- WHAT THE TASK REQUIRES
If a line in the listing carries the word "icon", return a copy of that line.

+-------+

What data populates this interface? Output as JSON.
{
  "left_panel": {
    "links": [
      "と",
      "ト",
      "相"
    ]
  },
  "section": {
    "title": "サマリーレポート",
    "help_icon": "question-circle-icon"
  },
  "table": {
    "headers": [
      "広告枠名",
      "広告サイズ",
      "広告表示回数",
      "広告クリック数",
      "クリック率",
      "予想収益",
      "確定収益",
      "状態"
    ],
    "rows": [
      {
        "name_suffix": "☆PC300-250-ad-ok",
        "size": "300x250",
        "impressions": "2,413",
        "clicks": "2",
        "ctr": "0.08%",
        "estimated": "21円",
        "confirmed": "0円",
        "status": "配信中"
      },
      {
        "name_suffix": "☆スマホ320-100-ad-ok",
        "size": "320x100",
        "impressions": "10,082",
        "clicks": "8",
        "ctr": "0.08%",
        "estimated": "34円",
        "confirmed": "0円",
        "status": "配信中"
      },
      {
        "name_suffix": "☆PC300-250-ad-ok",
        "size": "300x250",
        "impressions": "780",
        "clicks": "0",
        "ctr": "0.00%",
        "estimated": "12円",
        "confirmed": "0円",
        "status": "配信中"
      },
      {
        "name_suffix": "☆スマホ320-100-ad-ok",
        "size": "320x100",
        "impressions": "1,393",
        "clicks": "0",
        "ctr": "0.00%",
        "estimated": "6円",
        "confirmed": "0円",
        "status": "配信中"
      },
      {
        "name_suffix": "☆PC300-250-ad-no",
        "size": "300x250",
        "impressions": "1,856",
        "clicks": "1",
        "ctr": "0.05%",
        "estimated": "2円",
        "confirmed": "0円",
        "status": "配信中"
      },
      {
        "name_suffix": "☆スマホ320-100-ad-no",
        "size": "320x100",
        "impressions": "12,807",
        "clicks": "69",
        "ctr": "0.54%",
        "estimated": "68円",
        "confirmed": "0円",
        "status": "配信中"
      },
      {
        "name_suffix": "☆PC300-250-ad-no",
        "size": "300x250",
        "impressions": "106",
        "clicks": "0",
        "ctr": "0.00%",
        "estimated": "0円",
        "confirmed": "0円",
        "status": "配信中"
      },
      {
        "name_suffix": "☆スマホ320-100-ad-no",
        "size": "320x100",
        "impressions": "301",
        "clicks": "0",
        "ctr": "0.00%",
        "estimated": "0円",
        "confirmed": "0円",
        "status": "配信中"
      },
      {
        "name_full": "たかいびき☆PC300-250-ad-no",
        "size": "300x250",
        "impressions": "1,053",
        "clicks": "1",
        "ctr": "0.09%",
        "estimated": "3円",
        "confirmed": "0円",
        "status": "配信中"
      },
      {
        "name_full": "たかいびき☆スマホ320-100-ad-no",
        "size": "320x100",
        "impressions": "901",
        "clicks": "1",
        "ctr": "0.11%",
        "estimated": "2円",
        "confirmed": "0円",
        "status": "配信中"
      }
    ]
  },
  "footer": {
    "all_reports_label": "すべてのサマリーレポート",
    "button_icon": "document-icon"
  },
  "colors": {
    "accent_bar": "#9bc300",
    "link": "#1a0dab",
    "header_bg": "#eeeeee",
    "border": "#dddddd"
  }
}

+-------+

- SOLUTION FOR THIS EXERCISE
    "help_icon": "question-circle-icon"
    "button_icon": "document-icon"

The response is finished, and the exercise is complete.